• **What you have to do**: Give only the number of lines in the records that include "Stil".

• **Material provided**:
------------------------

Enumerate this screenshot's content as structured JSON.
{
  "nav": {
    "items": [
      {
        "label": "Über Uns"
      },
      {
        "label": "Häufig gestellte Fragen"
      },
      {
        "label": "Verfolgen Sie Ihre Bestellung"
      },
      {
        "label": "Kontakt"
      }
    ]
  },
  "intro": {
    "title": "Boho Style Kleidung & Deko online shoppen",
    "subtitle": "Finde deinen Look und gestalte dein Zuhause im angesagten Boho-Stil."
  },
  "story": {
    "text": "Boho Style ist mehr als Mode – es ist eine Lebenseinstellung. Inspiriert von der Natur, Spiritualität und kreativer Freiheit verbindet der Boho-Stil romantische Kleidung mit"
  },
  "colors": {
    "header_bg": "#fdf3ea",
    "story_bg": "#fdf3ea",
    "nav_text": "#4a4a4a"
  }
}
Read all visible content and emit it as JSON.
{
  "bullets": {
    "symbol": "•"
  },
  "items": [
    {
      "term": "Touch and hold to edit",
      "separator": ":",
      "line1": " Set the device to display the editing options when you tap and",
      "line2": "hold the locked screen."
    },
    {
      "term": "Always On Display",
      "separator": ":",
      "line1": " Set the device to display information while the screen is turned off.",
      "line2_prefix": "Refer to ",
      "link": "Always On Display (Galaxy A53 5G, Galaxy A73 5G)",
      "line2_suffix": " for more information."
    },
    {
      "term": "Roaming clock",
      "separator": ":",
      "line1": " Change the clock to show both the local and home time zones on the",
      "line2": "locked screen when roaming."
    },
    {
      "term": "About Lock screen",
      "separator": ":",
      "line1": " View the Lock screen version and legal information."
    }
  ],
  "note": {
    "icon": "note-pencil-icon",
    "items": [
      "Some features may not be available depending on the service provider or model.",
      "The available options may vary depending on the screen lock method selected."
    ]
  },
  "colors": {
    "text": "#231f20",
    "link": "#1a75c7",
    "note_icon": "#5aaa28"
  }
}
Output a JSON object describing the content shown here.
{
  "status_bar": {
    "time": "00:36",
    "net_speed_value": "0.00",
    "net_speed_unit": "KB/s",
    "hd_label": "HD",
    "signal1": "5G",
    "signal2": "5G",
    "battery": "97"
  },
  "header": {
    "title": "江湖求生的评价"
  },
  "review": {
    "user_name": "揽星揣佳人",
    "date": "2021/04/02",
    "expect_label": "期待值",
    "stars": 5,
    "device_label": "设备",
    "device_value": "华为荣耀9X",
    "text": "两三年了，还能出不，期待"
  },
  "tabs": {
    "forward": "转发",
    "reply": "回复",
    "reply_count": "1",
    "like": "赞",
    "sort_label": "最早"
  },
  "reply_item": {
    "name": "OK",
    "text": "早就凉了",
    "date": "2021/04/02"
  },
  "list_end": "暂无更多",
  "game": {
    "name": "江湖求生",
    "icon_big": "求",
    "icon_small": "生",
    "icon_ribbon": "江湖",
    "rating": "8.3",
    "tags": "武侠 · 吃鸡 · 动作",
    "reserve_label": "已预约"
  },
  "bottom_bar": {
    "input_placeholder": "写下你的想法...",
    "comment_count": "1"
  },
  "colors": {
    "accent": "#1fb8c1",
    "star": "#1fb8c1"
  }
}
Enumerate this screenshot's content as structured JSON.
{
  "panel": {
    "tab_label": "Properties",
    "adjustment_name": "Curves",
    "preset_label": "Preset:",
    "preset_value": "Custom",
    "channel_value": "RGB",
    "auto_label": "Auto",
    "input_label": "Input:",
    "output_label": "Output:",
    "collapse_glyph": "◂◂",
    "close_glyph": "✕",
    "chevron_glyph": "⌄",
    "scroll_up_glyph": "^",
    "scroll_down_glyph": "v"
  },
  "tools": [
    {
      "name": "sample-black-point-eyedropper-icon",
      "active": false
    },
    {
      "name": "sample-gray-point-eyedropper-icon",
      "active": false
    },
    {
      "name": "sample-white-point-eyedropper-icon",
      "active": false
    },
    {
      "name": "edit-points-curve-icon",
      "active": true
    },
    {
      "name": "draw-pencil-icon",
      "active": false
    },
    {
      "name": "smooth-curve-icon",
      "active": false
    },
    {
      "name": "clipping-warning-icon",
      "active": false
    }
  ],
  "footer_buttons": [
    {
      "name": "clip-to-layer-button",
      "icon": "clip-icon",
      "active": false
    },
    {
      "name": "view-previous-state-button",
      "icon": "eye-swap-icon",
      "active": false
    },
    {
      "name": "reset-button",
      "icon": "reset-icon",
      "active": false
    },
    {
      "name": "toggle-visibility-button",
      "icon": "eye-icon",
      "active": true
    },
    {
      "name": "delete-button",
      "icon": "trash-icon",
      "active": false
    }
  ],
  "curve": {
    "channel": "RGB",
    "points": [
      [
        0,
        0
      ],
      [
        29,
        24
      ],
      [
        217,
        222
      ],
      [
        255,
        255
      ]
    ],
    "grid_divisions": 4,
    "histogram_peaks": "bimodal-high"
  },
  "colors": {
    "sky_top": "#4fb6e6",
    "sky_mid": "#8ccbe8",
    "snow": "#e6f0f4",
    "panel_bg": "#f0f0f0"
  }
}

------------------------

• **Result for this task**: 2